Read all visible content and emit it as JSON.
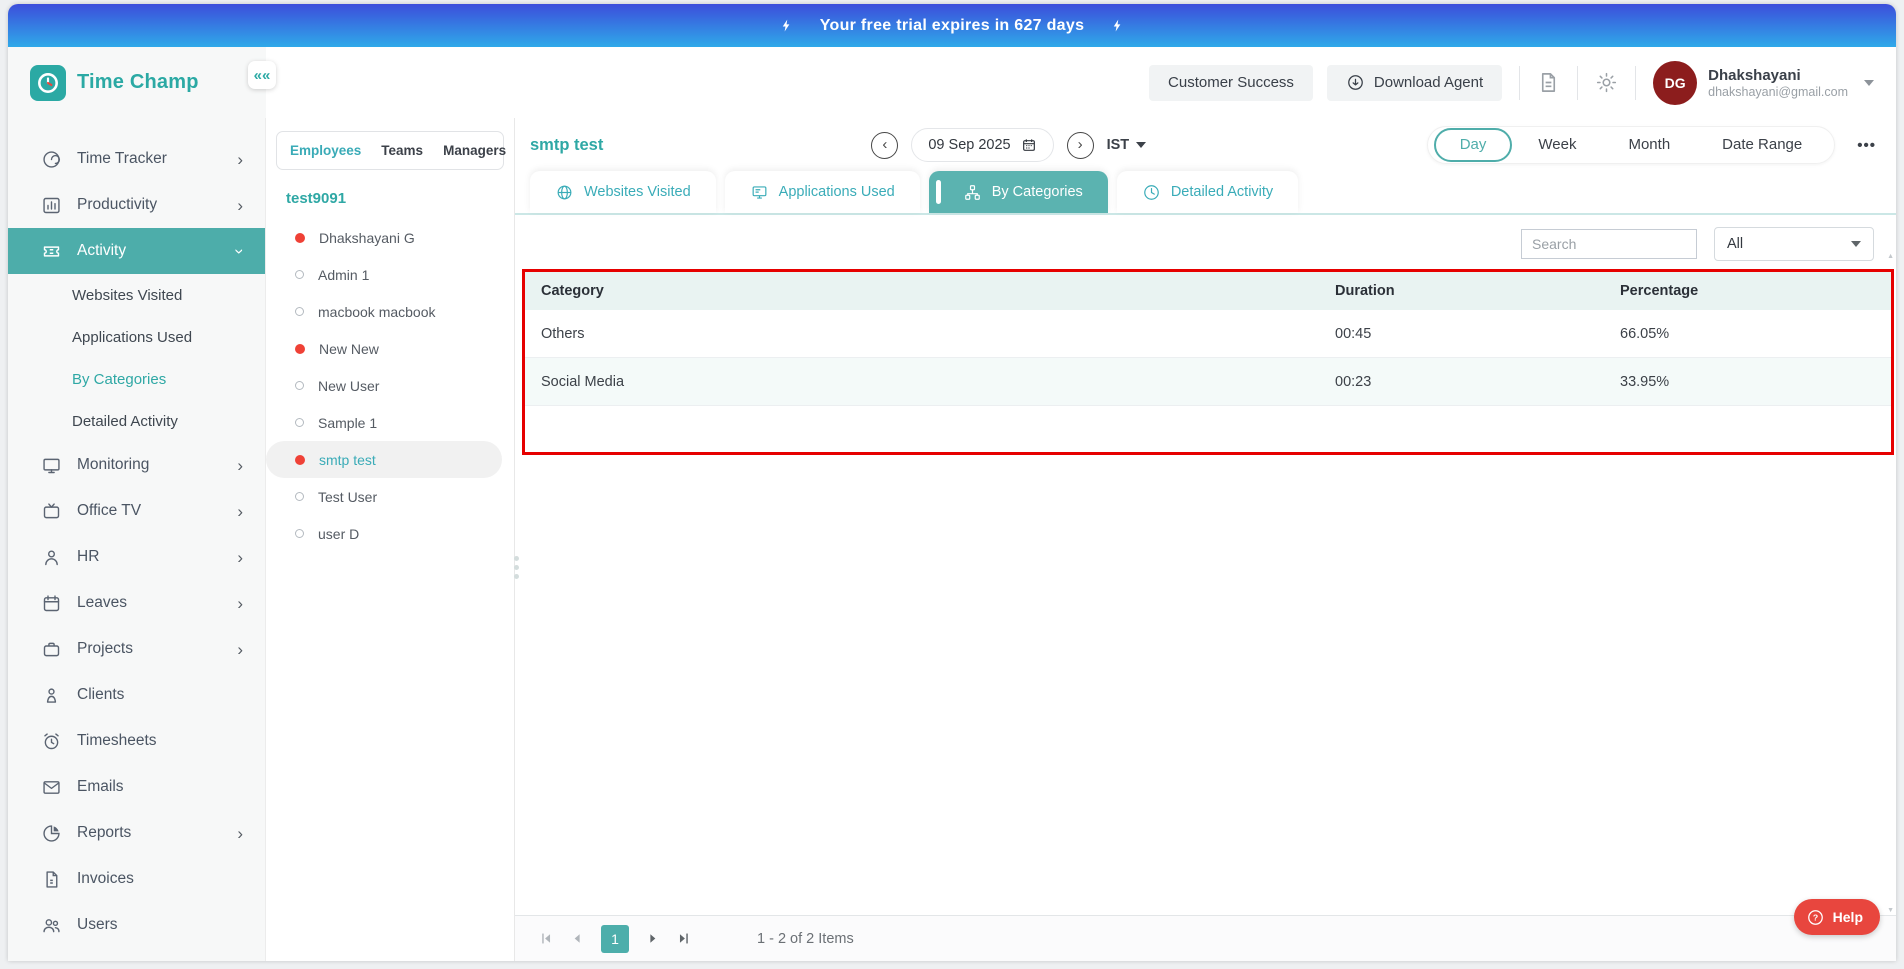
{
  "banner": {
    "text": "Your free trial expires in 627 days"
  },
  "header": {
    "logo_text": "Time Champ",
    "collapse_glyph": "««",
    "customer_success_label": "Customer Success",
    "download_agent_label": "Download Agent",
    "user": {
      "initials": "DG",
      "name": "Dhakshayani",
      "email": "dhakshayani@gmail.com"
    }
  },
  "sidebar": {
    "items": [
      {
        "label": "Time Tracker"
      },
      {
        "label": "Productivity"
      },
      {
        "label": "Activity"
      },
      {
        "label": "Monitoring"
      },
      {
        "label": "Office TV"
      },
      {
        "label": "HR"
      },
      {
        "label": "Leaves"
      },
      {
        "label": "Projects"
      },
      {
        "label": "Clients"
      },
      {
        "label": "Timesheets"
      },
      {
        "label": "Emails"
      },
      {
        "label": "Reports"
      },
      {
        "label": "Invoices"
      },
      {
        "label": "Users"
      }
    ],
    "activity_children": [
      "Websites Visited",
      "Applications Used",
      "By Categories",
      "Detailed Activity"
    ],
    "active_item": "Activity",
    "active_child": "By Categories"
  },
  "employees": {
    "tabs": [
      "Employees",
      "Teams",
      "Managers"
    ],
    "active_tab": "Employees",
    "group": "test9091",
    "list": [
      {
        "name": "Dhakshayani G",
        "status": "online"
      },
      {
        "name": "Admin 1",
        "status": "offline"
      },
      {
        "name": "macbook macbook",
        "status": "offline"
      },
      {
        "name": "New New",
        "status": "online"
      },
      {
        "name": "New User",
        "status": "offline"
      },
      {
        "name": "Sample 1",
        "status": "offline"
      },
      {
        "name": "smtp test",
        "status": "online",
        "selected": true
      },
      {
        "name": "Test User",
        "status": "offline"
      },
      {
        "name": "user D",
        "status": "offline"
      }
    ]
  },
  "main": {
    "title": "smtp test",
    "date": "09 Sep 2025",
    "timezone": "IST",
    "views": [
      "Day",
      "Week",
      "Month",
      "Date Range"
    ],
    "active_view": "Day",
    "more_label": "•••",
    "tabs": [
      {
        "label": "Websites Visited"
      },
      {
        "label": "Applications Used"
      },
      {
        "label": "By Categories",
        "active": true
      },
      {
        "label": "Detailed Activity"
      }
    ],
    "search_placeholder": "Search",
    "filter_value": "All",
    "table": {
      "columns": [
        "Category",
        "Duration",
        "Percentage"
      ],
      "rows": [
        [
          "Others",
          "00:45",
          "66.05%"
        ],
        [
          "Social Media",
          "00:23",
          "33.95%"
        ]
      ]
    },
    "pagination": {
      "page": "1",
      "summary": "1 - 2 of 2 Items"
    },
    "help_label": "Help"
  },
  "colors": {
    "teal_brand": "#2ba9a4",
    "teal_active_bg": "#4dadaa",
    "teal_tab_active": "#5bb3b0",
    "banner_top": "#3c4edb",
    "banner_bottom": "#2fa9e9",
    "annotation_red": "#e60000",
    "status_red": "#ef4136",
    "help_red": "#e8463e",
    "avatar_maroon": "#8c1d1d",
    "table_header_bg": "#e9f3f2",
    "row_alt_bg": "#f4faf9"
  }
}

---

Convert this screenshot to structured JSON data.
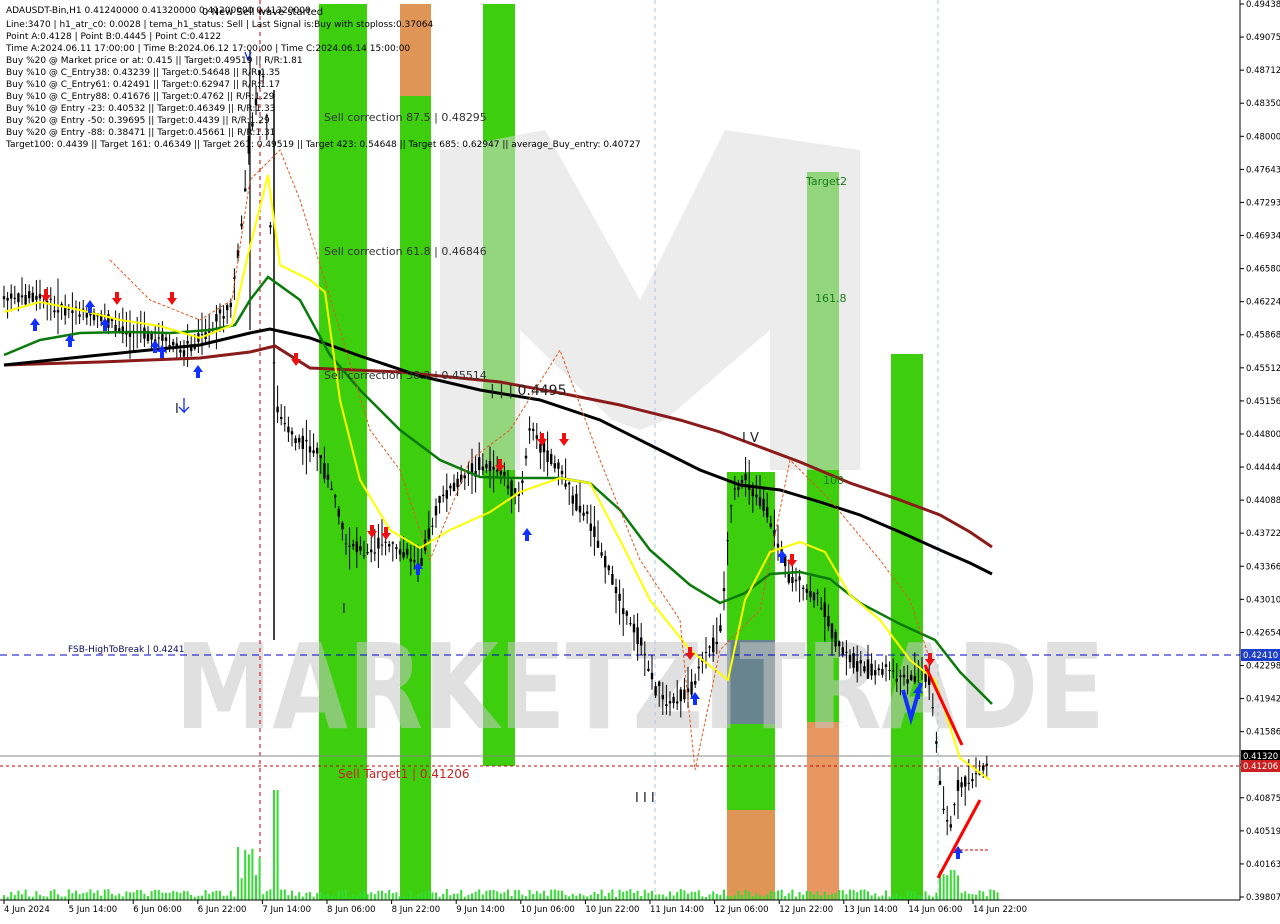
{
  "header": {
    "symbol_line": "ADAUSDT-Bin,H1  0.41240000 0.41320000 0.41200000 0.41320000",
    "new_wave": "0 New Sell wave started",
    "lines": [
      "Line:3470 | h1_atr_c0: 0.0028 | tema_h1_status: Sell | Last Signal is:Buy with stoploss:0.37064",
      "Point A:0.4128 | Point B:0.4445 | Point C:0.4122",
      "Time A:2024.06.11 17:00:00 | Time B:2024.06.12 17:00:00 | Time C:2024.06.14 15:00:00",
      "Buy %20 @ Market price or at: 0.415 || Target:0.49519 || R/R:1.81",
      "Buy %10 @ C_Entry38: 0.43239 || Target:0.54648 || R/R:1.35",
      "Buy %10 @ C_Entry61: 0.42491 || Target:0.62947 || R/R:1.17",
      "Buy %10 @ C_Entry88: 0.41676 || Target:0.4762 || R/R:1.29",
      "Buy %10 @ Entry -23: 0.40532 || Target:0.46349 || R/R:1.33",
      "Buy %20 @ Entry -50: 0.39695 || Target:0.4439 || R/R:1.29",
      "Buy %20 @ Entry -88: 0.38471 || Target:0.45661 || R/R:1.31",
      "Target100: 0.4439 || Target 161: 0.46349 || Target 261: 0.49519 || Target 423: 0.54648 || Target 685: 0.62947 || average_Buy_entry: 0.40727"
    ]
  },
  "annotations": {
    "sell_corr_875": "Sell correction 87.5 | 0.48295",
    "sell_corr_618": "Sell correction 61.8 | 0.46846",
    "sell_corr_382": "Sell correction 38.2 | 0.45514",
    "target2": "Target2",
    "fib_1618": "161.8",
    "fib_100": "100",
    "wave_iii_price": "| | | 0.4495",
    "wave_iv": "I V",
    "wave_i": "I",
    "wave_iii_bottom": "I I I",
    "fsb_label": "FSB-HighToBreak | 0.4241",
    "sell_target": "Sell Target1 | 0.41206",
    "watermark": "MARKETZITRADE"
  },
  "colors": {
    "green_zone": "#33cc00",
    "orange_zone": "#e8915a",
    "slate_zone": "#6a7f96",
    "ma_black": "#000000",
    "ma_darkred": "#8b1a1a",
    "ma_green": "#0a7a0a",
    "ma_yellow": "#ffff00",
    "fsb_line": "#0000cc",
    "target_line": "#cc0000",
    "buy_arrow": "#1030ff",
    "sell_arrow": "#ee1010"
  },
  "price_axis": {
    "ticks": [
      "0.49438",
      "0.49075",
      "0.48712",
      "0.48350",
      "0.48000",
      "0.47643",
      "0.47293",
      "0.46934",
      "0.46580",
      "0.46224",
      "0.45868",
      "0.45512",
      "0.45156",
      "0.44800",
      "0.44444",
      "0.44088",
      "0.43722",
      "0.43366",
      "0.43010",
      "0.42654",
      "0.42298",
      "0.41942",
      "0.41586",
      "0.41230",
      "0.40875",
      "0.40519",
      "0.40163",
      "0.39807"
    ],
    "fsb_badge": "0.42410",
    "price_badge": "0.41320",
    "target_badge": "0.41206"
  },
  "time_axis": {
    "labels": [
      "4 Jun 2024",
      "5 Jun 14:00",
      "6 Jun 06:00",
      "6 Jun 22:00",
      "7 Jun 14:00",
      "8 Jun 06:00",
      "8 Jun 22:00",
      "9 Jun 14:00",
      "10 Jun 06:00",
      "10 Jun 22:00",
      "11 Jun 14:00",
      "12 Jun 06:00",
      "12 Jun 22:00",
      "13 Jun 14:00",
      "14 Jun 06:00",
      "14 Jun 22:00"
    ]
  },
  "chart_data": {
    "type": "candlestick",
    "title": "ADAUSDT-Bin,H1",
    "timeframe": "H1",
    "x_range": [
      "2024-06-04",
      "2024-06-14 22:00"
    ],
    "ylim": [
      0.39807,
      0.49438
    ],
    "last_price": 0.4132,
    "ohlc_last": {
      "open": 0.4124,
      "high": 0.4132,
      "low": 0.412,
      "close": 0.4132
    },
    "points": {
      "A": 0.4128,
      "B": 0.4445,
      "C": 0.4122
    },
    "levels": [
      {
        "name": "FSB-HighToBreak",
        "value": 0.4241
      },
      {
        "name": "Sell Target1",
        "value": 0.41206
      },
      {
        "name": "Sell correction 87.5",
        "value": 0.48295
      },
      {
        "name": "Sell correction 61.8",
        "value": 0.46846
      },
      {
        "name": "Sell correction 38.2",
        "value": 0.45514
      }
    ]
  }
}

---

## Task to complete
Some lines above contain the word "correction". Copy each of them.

## Result
    "sell_corr_875": "Sell correction 87.5 | 0.48295",
    "sell_corr_618": "Sell correction 61.8 | 0.46846",
    "sell_corr_382": "Sell correction 38.2 | 0.45514",
        "name": "Sell correction 87.5",
        "name": "Sell correction 61.8",
        "name": "Sell correction 38.2",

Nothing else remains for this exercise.